She clearly didn't seem to share or understand my enthusiasm to trudge up to some random rocky summit in hurricane-force wind. Not bothered and wanting to make the best of my day, I shouldered my pack and headed up "Klahane Ridge" at the far end of the parking lot. As I neared Mount Angeles I made sure to head over the ridge's highpoints to get the best views of the rocky face I was approaching.
Cool ski patrol hut at the start of the ridge.
Reminded my of the Alpine Visitor Center in RMNP.
Nice trail on Klahane Ridge.
I constantly tried to imagine a way up the rocky face as I neared the peak. Finally, the excellent trail I had been following veered off and I broke off up the slopes.
About time to leave the trail.
Feeling perfectly at home, I happily followed my bearing up the steep slope. Just as I crested out into a meadow below the summit formation I stumbled onto a faint trail and ran into a herd of small deer. Later, I found out that the deer where black-tailed deer and are specific to the northwest.
I followed the trail up into a shallow gully leading up the face. It was steep and a little loose making me glad to have my helmet. As I neared the summit I could hear the wind tearing over the top. I stopped to add a few layers for the wind and then pushed upward.
Summit in sight. Pretty steep.
Looking down. A little like the Red Gully on Crestone Peak.
As I scrambled up class 3+ terrain I met the wind head-on. It was so strong I was forced back down to the shelter the summit cap had provided lower. Determined, I fought my way up. The final moves would have been cake sans wind but I became a human fly crawling up the rock. I topped out on my stomach and literally sprawled on the summit. As the wind howled over me at 70-80mph, I soaked in the views. This was one of the most beautiful summits I have been on. I could see Canada, glaciers, the cascades, alpine tundra, beautiful forest, and the ocean all from my perch.
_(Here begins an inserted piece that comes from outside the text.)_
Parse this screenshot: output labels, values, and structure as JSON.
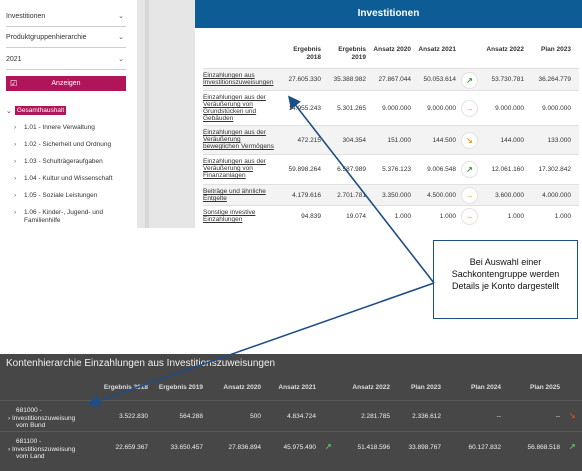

I had also not seen another soul since the trail making this a perfect outing.
Strait of Juan de Fuca from the summit.
I didn't stay long due to the wind but it's a summit I won't soon forget. Other than literally crawling back off the summit, the trip down was uneventful and I found myself peering back over my shoulder often.
The route ascended near the left skyline.
Before long I was back in the visitor center walking up to the counter.
"Took about two and a half hours round-trip and I would guess around 6 miles with about 1,000 feet of elevation gain. Wind is blowing about 70-80mph up top. Probably shouldn't send the average tourist up there. Amazing views!"
The ranger looked up surprised that I was back and didn't really say anything. I'm pretty sure she didn't believe anything I had just told her but she definitely recognized me.
"Yeah...probably not..." was all she managed to get out.
I thanked her although she clearly thought I was insane and made for the car. The trip back was fun. I stood on the top deck of the ferry back across Puget Sound and planned my return for Rainier next summer. I was so glad my lack of planning put me in the Olympics. It is a remarkable area and I can't wait to return.
Looking back from Sunrise Point.
My best guesstimate of my route.